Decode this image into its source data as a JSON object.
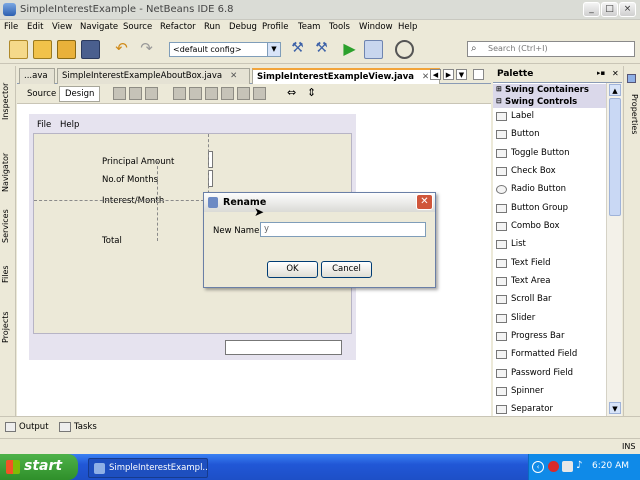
{
  "window": {
    "title": "SimpleInterestExample - NetBeans IDE 6.8",
    "controls": [
      "_",
      "□",
      "×"
    ]
  },
  "menubar": [
    "File",
    "Edit",
    "View",
    "Navigate",
    "Source",
    "Refactor",
    "Run",
    "Debug",
    "Profile",
    "Team",
    "Tools",
    "Window",
    "Help"
  ],
  "toolbar": {
    "config_value": "<default config>",
    "search_placeholder": "Search (Ctrl+I)"
  },
  "side_tabs_left": [
    "Inspector",
    "Navigator",
    "Services",
    "Files",
    "Projects"
  ],
  "side_tabs_right": [
    "Properties"
  ],
  "editor_tabs": [
    {
      "label": "...ava",
      "active": false
    },
    {
      "label": "SimpleInterestExampleAboutBox.java",
      "active": false
    },
    {
      "label": "SimpleInterestExampleView.java",
      "active": true
    }
  ],
  "editor_modes": {
    "source": "Source",
    "design": "Design"
  },
  "form": {
    "menu": [
      "File",
      "Help"
    ],
    "labels": [
      "Principal Amount",
      "No.of Months",
      "Interest/Month",
      "Total"
    ]
  },
  "dialog": {
    "title": "Rename",
    "field_label": "New Name:",
    "field_value": "y",
    "ok_label": "OK",
    "cancel_label": "Cancel"
  },
  "palette": {
    "title": "Palette",
    "categories": [
      {
        "label": "Swing Containers",
        "expanded": false
      },
      {
        "label": "Swing Controls",
        "expanded": true
      }
    ],
    "items": [
      "Label",
      "Button",
      "Toggle Button",
      "Check Box",
      "Radio Button",
      "Button Group",
      "Combo Box",
      "List",
      "Text Field",
      "Text Area",
      "Scroll Bar",
      "Slider",
      "Progress Bar",
      "Formatted Field",
      "Password Field",
      "Spinner",
      "Separator"
    ]
  },
  "bottom_tabs": [
    "Output",
    "Tasks"
  ],
  "status": {
    "mode": "INS"
  },
  "taskbar": {
    "start_label": "start",
    "task_label": "SimpleInterestExampl...",
    "clock": "6:20 AM"
  }
}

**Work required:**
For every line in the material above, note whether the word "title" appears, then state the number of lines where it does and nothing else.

**Answer to the exercise:**
3